Temecula’s Business Incubator Helps Startups and More
Local businesses benefit from workshops.
Courtesy of City of Temecula
Cheryl Kitzerow is an economic development analyst for the City of Temecula. She can be reached at email@example.com.
When many communities were looking for ways to recover from the Great Recession and the loss of redevelopment, the City of Temecula launched a plan to repurpose its former city hall building with a program to support economic vitality. City council members wanted to provide opportunities and resources to foster the entrepreneurial spirit, stimulate job creation and promote economic growth for years to come. So Temecula set out to build a city-sponsored business incubator focused on creating an atmosphere that would nurture innovative businesses in the high-tech field and provide these new businesses with resources to help them grow and mature. The repurposed facility serves as a regional business resource center and provides educational workshops and consultations for the business community.
Temecula Launches Business Incubator
Business incubators help entrepreneurs turn their ideas into sustainable businesses and reduce the risk of failure. According to the National Business Incubation Association (NBIA), in 2011 alone North American incubators assisted more than 49,000 start-up companies that provided full-time employment for nearly 200,000 workers and generated annual revenue of more than $15 billion. And NBIA members report that 87 percent of the firms that have graduated from their incubators are still in business after five years.
Temecula launched its incubator, the Temecula Valley Entrepreneur’s Exchange (TVE2), in November 2012. The incubator aims to give young startups the tools necessary to succeed and become employers. City Manager Aaron Adams says, “The hope is that they reach the point where they move out of the incubator and hire some new employees.” Improving the success rate of newly created businesses should in turn help the city create jobs and generate sales tax revenue.
TVE2 also performs double duty as a regional business resource center. It provides educational seminars and confidential one-on-one consultations for the general business community. Recent studies show that 50 percent of small businesses fail within the first year and 95 percent will close their doors before their fifth year. The city saw a need to provide resources to its local small businesses to help them succeed.
Partnerships Are Essential To the Effort
Temecula developed strategic partnerships with local universities, local businesses and entrepreneurs and nonprofit organizations to provide educational opportunities, hold networking events and foster collaboration. Specialized training, free professional consultation and mentoring are offered to help startups and other local businesses develop a strong foundation. Temecula’s partners include Mt. San Jacinto College; California State University, San Marcos; the Inland Empire Small Business Development Center; Tri-Tech Small Business Development Center; Temecula Valley Chamber of Commerce; Inland Empire SCORE; Economic Development Corporation of Southwest California; and other local businesses.
Because TVE2 is part of the NBIA, it enjoys a strong support system that offers the tools and information the incubator needs to improve its effectiveness and efficiency.

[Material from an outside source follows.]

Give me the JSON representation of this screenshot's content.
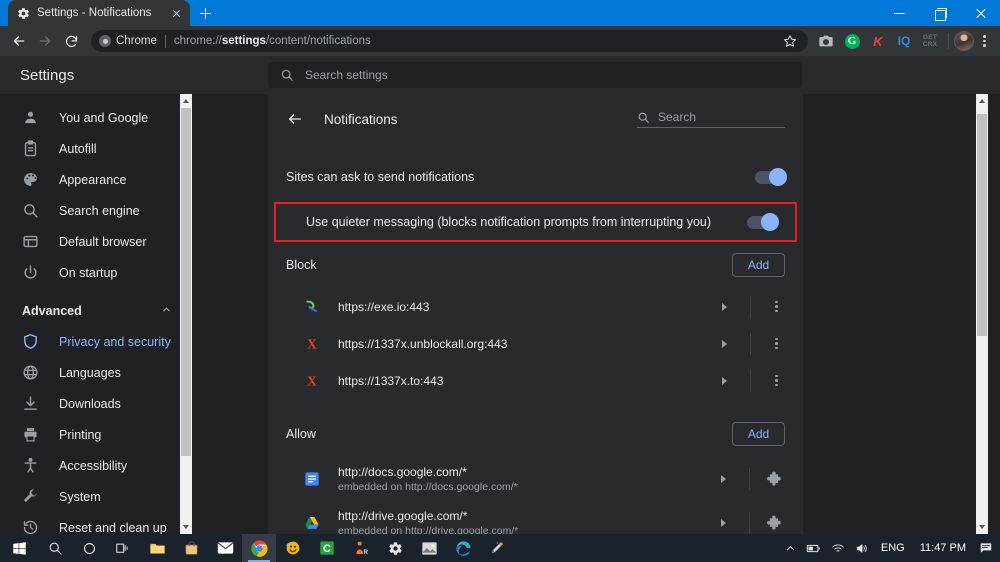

Much of TVE2’s success can be attributed to the best practices that were adopted early in its development. Incorporating the regional resource center with the incubator program provides a comprehensive approach to services to the business community — from tech startup to home businesses to corporations — a win for all. According to the NBIA, one essential component for success is integrating the incubator program and activities into the fabric of the community and its broader economic development goals and strategies. By focusing on creating local jobs and supporting local business growth, Temecula’s leaders strive to improve the overall quality of life for its residents.
Although the incubator is still in its early stages, it has achieved positive results. In its first year, the TVE2 resource center helped local businesses create 34 jobs, provided more than 275 consultations and held hundreds of workshops with 1,300-plus attendees at these events. The incubator includes seven tech companies, which have raised more than $600,000 of investment capital. Of these companies’ 11 founders, two have relocated from outside the area to make Temecula their home.
For more information visit www.tve2.org.